Mark looked confused, so I suggested, “Move closer and take her hands. Look into her eyes. Say a simple phrase to soothe her. Speak slowly. Then wait. Watch her face for changes. Repeat it. Wait. Watch. Repeat.”
Taking Julie’s hands, Mark said, “You matter to me more than anything.” Quickly turning to me, she said, “He’s only saying that because you told him to.” I replied, “Maybe. Ask him to repeat it. Watch his face closely. Gauge what you really see in his eyes. Evaluate if he looks sincere.”
She asked him to say it again. He did, sounding more genuine. Her eyes slightly softened. He repeated the phrase again. Her cheeks relaxed, her eyes moistened. She leaned forward and kissed him.
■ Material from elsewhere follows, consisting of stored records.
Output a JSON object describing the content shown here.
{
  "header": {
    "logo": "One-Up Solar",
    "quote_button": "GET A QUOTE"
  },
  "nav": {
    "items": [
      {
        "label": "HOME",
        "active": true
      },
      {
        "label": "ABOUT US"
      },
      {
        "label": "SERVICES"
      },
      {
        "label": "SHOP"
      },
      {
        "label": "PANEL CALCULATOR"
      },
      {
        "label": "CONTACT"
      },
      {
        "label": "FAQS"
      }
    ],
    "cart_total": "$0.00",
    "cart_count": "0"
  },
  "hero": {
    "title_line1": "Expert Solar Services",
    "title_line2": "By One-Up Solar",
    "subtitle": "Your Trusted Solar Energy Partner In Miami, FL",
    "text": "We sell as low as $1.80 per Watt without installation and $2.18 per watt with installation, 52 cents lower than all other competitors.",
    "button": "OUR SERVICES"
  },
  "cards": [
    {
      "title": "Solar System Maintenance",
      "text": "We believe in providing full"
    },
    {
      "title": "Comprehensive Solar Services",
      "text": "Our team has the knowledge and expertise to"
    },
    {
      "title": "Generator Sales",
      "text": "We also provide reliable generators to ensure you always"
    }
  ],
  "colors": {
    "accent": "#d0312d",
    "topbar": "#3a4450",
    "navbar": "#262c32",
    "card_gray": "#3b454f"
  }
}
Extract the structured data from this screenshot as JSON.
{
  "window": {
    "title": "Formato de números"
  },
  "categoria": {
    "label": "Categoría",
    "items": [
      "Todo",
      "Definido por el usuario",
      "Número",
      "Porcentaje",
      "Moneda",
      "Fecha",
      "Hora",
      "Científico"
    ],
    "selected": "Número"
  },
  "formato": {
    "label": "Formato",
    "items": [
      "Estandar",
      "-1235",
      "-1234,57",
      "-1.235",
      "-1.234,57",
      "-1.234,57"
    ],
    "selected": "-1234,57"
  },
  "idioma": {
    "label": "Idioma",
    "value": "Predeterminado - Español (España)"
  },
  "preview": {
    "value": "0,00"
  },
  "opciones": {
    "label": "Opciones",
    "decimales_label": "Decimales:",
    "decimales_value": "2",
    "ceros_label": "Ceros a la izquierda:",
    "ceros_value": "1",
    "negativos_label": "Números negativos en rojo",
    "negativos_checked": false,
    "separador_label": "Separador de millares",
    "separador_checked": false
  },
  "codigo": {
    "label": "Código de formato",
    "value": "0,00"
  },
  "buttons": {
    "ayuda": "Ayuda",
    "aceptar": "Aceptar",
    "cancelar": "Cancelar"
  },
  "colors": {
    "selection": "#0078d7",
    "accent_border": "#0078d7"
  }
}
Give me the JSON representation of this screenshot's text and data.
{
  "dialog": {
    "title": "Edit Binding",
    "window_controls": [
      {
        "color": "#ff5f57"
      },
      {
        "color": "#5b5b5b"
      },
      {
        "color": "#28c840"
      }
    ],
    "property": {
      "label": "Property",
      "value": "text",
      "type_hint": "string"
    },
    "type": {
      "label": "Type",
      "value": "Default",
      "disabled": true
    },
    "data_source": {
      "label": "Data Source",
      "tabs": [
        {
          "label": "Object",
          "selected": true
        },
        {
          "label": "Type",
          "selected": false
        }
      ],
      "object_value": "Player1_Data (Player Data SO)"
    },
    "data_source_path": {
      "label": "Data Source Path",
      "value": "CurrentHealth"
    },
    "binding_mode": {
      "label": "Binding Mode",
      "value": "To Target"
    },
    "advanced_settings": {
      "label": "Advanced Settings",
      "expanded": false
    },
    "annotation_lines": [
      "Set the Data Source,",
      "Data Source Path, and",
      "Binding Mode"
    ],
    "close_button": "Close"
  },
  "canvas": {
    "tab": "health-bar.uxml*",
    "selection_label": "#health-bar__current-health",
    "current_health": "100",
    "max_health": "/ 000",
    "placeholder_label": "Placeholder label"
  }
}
I’ve seen many attempts to process a regrettable incident fail because excuses and explanations get in the way. “I didn’t mean to” won’t make your partner feel better. Empathy and understanding will.
Often there is a particular reassuring phrase that will re-open your partner’s heart. It’s like fitting the right key into a lock. A phrase like, “You are the most important person in my life,” or, “I love you just the way you are.” It’s a simple way to soothe the insecurity triggered in your partner’s brain. Adding anything more, like an explanation, will dilute (if not delete) the power of your key reassurance.
Processing an emotional injury is a two-way process, as partners usually trigger each other. So next it was Julie’s turn to repair the impact of her criticism. This had to start with Mark’s own courage to discover what made him insecure with her, a fear deep inside that he she was unhappy with him, that he failed her.
As he vulnerably admitted this, Julie began to understand the insecurity at the root of his defensiveness. In repairing their upset, her key reassuring phrase for him was, “You’re good enough just the way you are.”
Practice makes good enough
Learning to process fights can feel awkward in the beginning, especially when you are peeling back layers from years of unresolved conflicts. Go slow and repeat key reassurances enough times to be absorbed and integrated.
You are building an emotional vocabulary, which is really like learning a new language. Stick with it. Instead of “practice makes perfect,” adopt the motto, “practice makes good enough.” You will never be perfect because you will always make mistakes.
I encouraged Mark and Julie to dedicate time each week to air their grievances. Dr. Gottman calls this the State of the Union Meeting. It took some time, but they got better at arguing. And that has made all the difference.